This brief infographic describes the dangers of phosgene exposure. Phosgene is a potentially deadly gas that should be avoided at all costs. Phosgene gas is created when heat is applied to brake cleaner, making it a potential hazard to welders. While a dust and fume collector will not eliminate phosgene, you can take proper precautions to avoid it.
Over 100,000 tons of various chemical weapons were used during World War I. One of these was responsible for 85% of chemical warfare-related deaths. Mustard gas is typically the first World War I chemical weapon that comes to people’s minds. However, it was another gas that was responsible for 76,000 Axis and Allied deaths.

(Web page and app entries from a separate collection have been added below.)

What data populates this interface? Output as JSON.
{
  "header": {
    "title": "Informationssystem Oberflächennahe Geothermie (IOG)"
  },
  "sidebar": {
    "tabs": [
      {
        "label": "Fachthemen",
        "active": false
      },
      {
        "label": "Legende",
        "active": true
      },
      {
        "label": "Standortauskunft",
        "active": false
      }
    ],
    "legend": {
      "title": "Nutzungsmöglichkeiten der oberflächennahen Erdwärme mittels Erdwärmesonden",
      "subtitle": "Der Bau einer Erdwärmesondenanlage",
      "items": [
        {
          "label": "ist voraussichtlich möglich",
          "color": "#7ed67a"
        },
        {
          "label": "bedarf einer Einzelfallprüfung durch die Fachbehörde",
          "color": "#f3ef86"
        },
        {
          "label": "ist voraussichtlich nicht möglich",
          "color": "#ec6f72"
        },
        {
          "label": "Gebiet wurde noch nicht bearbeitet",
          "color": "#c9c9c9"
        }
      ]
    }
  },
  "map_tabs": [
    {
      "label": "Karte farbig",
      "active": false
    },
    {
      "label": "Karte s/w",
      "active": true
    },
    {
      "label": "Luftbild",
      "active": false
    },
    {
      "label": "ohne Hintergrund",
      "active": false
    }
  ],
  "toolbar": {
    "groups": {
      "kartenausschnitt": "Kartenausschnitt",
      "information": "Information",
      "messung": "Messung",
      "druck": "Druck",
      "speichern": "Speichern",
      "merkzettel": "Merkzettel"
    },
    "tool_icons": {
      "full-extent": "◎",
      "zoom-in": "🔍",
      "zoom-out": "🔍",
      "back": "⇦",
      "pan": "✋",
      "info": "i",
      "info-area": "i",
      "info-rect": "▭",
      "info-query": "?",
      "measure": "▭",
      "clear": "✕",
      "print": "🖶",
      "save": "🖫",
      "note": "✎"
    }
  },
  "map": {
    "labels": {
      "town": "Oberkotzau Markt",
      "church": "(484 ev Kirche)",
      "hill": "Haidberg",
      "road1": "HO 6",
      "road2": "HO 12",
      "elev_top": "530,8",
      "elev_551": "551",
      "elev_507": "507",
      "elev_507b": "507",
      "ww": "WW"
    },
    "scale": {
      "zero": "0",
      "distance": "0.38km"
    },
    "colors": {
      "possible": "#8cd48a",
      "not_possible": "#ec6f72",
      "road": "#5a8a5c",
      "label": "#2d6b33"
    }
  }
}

Phosgene exposure was the deadliest chemical weapon used during World War I
The Geneva Protocol of 1925 prohibited the use of chemical warfare but did not totally eliminate the risk of phosgene exposure. The risk is now present in the welding community. When heat is applied to brake cleaner, it has the potential to produce phosgene. Cleaning metal with brake cleaner before welding can be potentially deadly.
Oftentimes, symptoms of phosgene exposure are not seen for 24 hours. These include burning of the eyes and throat, blurred vision, coughing, difficulty breathing, pulmonary edema, nausea, vomiting, low blood pressure, and heart failure. It is often assumed that chemicals sold over the counter must be safe, but phosgene exposure can be deadly. Make sure you read the safety data sheet for any chemical you use in your shop.
Imperial Systems cares about the health of our welders, as well as welders all around the world. That’s why we make equipment to help welders breathe better and work safer. Unfortunately, some hazards cannot be eliminated by the presence of a dust and fume collector.
Learn more about phosgene gas in this related blog post.